■ **Your task**:
Count how many lines of the material contain the string "data", then give that number and nothing more.

Start of Block

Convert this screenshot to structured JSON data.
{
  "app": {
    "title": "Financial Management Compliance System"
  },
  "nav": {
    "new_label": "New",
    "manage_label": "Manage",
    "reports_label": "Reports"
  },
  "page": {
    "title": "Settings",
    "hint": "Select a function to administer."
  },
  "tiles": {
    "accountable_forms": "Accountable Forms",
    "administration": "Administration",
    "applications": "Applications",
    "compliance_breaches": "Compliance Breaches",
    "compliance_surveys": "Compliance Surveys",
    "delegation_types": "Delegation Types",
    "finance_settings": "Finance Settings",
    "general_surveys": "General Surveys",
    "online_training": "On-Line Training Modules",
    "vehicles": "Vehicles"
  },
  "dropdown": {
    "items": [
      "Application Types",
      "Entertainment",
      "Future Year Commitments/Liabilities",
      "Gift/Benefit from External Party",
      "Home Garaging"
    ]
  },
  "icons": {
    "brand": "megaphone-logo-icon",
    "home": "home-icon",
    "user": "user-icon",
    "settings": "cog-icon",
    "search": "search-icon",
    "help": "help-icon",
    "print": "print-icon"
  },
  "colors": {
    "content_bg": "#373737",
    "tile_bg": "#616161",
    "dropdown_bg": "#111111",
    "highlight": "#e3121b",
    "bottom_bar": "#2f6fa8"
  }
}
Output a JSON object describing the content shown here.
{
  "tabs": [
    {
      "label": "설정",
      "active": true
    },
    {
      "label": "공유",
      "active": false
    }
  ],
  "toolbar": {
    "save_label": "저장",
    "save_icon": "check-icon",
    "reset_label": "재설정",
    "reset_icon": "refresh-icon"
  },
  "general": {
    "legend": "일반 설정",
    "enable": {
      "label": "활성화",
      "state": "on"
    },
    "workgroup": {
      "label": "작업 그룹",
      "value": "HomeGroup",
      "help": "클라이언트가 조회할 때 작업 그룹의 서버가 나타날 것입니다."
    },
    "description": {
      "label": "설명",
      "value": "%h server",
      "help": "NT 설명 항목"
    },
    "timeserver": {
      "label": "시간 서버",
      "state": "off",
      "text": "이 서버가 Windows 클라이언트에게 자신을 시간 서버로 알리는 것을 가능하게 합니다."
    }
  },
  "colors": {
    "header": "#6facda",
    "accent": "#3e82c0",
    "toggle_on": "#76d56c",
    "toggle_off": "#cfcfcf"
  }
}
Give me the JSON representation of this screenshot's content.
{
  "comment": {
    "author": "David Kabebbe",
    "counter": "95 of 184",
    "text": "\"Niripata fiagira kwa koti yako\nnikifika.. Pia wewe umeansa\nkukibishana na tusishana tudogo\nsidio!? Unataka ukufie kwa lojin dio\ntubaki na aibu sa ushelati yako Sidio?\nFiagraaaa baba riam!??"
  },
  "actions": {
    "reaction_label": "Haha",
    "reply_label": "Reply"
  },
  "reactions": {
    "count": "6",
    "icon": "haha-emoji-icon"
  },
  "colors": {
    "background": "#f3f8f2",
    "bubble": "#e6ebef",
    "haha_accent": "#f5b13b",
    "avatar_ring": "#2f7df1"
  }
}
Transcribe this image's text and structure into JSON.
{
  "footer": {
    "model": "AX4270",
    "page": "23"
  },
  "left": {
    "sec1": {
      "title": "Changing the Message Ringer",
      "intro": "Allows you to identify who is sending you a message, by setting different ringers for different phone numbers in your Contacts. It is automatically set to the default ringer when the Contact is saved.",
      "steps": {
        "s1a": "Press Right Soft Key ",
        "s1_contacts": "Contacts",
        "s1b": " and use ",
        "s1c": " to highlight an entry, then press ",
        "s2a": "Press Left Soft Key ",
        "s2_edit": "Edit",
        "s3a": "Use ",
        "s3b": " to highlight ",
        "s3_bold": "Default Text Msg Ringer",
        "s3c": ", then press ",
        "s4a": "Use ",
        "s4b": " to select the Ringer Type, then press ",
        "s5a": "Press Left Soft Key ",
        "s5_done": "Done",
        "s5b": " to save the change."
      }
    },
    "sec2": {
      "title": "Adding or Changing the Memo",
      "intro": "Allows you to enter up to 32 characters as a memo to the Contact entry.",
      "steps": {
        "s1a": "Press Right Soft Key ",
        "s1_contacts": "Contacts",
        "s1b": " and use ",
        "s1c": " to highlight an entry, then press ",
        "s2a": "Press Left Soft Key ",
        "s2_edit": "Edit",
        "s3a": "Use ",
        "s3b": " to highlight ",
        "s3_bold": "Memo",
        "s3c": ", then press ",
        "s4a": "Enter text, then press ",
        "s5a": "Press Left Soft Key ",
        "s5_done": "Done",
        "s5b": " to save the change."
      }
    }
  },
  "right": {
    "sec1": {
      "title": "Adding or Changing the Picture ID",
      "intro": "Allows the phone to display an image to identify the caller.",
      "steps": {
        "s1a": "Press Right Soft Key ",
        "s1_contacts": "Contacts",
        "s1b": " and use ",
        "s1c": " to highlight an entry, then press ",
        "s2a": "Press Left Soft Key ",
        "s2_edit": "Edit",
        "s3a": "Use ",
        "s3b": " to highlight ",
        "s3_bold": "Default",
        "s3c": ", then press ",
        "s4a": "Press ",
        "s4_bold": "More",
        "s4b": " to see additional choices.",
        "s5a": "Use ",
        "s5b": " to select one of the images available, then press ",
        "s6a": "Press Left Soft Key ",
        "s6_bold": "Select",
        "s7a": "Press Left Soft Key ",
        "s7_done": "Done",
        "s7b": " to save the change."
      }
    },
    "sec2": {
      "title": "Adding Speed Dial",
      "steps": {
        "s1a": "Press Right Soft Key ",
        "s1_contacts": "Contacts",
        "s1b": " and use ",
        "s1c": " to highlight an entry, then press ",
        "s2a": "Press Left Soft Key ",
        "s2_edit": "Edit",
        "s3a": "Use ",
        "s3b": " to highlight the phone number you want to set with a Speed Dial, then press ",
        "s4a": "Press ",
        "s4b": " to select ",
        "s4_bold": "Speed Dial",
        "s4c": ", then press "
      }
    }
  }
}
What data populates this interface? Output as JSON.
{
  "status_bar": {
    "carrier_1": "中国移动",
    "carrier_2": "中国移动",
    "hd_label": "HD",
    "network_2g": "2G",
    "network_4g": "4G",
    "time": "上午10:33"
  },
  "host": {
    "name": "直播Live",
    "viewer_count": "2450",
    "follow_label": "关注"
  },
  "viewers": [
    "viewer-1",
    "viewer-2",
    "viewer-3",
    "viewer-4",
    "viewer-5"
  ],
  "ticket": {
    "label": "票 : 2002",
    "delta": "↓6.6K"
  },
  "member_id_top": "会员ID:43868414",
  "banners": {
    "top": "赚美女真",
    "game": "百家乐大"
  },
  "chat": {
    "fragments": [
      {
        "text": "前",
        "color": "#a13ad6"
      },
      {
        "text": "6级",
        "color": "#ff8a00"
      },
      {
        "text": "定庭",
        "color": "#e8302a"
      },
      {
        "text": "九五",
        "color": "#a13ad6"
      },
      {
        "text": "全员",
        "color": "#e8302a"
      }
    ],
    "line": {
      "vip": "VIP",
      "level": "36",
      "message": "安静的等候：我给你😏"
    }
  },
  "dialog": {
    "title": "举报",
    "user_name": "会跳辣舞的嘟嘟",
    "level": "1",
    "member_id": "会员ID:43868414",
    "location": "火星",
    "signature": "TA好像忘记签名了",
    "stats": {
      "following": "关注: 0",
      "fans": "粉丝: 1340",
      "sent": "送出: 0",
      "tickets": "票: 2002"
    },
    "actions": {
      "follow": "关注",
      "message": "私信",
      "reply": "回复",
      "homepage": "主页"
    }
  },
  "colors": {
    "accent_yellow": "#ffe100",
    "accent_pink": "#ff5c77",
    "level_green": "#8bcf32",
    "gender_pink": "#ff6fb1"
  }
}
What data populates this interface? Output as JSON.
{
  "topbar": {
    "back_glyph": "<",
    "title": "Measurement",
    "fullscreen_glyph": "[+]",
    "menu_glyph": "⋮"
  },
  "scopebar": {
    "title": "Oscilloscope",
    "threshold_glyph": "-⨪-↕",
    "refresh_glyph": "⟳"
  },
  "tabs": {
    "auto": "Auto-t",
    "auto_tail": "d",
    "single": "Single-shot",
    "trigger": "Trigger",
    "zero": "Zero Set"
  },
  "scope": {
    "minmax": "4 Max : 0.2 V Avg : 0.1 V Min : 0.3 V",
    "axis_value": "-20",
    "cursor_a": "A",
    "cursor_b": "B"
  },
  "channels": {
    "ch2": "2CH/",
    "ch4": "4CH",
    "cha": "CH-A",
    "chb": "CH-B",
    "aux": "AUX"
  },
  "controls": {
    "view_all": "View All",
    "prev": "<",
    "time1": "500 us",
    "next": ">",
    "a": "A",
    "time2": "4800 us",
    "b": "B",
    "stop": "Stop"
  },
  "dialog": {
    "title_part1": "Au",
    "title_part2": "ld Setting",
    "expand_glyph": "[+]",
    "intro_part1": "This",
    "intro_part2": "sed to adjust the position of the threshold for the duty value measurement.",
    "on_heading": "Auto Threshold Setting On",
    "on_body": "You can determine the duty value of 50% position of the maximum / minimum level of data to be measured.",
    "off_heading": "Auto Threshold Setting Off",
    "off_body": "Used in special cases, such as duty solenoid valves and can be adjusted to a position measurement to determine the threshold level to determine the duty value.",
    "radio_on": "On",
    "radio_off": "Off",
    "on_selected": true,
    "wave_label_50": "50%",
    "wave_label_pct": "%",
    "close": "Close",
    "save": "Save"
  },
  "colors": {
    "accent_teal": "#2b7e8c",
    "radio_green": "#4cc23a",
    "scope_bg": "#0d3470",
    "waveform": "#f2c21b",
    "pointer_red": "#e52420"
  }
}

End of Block

■ **Problem solution**:
4